• [What to produce] Copy out all lines from the entries below in which "circuit" occurs.

===== Records to process =====

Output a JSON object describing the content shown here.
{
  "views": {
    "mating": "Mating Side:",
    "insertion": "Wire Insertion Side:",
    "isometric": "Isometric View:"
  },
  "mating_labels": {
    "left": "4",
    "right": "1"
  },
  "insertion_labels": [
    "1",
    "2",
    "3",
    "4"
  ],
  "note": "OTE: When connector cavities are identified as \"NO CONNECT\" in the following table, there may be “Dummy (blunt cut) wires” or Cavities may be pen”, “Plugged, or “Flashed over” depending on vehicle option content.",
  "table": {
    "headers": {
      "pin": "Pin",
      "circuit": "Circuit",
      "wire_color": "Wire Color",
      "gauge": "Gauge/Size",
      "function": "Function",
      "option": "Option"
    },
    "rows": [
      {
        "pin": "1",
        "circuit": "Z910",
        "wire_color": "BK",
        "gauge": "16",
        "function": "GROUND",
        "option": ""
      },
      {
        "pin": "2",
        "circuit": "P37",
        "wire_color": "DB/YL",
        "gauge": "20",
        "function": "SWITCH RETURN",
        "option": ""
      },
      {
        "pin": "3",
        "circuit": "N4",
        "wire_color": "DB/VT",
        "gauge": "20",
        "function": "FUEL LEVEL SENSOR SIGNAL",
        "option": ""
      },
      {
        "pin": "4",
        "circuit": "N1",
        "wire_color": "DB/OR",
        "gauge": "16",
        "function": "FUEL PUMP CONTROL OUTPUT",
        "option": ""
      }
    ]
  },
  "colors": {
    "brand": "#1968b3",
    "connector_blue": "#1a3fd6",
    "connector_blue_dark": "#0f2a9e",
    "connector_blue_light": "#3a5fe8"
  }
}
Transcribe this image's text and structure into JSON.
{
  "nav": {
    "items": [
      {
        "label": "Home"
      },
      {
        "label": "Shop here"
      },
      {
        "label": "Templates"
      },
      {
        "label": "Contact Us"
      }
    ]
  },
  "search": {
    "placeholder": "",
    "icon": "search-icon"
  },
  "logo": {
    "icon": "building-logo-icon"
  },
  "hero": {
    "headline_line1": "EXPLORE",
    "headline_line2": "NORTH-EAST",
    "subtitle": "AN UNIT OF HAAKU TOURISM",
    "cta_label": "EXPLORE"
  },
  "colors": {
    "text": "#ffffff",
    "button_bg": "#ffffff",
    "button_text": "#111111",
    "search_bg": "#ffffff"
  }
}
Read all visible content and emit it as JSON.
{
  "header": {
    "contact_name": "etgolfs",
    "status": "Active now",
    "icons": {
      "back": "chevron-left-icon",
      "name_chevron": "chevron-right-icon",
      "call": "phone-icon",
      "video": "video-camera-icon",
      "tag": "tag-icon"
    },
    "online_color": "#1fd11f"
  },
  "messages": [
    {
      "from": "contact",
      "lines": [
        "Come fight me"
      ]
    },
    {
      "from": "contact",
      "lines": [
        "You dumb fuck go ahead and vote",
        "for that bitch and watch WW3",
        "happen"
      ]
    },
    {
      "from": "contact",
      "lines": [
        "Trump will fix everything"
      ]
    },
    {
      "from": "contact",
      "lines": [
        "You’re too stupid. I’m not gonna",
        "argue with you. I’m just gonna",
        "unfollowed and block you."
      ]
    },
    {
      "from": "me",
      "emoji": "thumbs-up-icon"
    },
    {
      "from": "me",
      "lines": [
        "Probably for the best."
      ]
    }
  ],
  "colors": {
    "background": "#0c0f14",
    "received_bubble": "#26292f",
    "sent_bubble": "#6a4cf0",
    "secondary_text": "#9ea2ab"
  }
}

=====

• [Output of the exercise]
      "circuit": "Circuit",
        "circuit": "Z910",
        "circuit": "P37",
        "circuit": "N4",
        "circuit": "N1",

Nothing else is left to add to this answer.